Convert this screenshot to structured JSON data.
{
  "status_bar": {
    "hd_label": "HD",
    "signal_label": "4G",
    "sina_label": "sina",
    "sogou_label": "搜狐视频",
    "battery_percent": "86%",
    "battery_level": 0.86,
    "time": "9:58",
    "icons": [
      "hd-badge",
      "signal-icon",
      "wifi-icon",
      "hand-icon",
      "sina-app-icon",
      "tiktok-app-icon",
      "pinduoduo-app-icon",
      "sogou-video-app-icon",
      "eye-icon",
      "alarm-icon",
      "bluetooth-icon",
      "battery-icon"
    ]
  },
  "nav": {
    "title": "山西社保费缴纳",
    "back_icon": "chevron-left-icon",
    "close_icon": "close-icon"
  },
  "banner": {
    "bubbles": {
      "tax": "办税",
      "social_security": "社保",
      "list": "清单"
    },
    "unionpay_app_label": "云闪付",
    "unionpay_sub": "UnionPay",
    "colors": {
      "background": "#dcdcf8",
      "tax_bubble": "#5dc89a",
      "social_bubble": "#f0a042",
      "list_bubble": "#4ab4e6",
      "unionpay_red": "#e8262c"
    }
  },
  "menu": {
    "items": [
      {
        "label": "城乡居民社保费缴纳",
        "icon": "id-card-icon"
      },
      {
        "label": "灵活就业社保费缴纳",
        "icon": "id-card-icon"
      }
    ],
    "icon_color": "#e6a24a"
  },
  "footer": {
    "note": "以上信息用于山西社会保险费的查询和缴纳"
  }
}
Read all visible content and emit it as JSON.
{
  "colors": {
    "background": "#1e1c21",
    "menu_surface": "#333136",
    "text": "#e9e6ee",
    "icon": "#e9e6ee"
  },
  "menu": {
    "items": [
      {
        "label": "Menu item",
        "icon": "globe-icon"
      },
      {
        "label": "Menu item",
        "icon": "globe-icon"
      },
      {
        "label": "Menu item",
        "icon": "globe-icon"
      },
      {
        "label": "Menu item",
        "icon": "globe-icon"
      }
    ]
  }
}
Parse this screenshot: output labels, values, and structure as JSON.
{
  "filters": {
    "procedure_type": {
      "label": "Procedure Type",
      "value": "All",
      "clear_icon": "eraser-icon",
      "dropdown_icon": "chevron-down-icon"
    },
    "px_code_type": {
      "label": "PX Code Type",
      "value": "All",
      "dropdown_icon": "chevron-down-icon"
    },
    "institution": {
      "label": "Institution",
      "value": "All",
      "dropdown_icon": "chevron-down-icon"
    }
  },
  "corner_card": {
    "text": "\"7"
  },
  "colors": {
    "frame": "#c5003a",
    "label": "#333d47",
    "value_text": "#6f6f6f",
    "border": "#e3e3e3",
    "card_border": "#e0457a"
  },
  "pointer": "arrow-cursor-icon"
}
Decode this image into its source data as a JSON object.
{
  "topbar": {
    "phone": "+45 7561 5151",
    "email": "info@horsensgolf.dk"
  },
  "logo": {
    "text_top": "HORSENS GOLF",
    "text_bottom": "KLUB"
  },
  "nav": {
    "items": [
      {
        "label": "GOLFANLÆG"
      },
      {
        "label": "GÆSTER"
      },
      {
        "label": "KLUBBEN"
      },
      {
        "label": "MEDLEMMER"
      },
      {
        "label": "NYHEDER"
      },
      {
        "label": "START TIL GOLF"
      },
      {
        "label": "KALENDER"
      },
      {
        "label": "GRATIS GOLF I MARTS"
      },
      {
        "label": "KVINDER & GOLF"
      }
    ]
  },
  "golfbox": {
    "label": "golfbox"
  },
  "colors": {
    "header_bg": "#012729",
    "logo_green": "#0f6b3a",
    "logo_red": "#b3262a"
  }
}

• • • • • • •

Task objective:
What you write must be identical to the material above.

Task response:
Convert this screenshot to structured JSON data.
{
  "status_bar": {
    "hd_label": "HD",
    "signal_label": "4G",
    "sina_label": "sina",
    "sogou_label": "搜狐视频",
    "battery_percent": "86%",
    "battery_level": 0.86,
    "time": "9:58",
    "icons": [
      "hd-badge",
      "signal-icon",
      "wifi-icon",
      "hand-icon",
      "sina-app-icon",
      "tiktok-app-icon",
      "pinduoduo-app-icon",
      "sogou-video-app-icon",
      "eye-icon",
      "alarm-icon",
      "bluetooth-icon",
      "battery-icon"
    ]
  },
  "nav": {
    "title": "山西社保费缴纳",
    "back_icon": "chevron-left-icon",
    "close_icon": "close-icon"
  },
  "banner": {
    "bubbles": {
      "tax": "办税",
      "social_security": "社保",
      "list": "清单"
    },
    "unionpay_app_label": "云闪付",
    "unionpay_sub": "UnionPay",
    "colors": {
      "background": "#dcdcf8",
      "tax_bubble": "#5dc89a",
      "social_bubble": "#f0a042",
      "list_bubble": "#4ab4e6",
      "unionpay_red": "#e8262c"
    }
  },
  "menu": {
    "items": [
      {
        "label": "城乡居民社保费缴纳",
        "icon": "id-card-icon"
      },
      {
        "label": "灵活就业社保费缴纳",
        "icon": "id-card-icon"
      }
    ],
    "icon_color": "#e6a24a"
  },
  "footer": {
    "note": "以上信息用于山西社会保险费的查询和缴纳"
  }
}
Read all visible content and emit it as JSON.
{
  "colors": {
    "background": "#1e1c21",
    "menu_surface": "#333136",
    "text": "#e9e6ee",
    "icon": "#e9e6ee"
  },
  "menu": {
    "items": [
      {
        "label": "Menu item",
        "icon": "globe-icon"
      },
      {
        "label": "Menu item",
        "icon": "globe-icon"
      },
      {
        "label": "Menu item",
        "icon": "globe-icon"
      },
      {
        "label": "Menu item",
        "icon": "globe-icon"
      }
    ]
  }
}
Parse this screenshot: output labels, values, and structure as JSON.
{
  "filters": {
    "procedure_type": {
      "label": "Procedure Type",
      "value": "All",
      "clear_icon": "eraser-icon",
      "dropdown_icon": "chevron-down-icon"
    },
    "px_code_type": {
      "label": "PX Code Type",
      "value": "All",
      "dropdown_icon": "chevron-down-icon"
    },
    "institution": {
      "label": "Institution",
      "value": "All",
      "dropdown_icon": "chevron-down-icon"
    }
  },
  "corner_card": {
    "text": "\"7"
  },
  "colors": {
    "frame": "#c5003a",
    "label": "#333d47",
    "value_text": "#6f6f6f",
    "border": "#e3e3e3",
    "card_border": "#e0457a"
  },
  "pointer": "arrow-cursor-icon"
}
Decode this image into its source data as a JSON object.
{
  "topbar": {
    "phone": "+45 7561 5151",
    "email": "info@horsensgolf.dk"
  },
  "logo": {
    "text_top": "HORSENS GOLF",
    "text_bottom": "KLUB"
  },
  "nav": {
    "items": [
      {
        "label": "GOLFANLÆG"
      },
      {
        "label": "GÆSTER"
      },
      {
        "label": "KLUBBEN"
      },
      {
        "label": "MEDLEMMER"
      },
      {
        "label": "NYHEDER"
      },
      {
        "label": "START TIL GOLF"
      },
      {
        "label": "KALENDER"
      },
      {
        "label": "GRATIS GOLF I MARTS"
      },
      {
        "label": "KVINDER & GOLF"
      }
    ]
  },
  "golfbox": {
    "label": "golfbox"
  },
  "colors": {
    "header_bg": "#012729",
    "logo_green": "#0f6b3a",
    "logo_red": "#b3262a"
  }
}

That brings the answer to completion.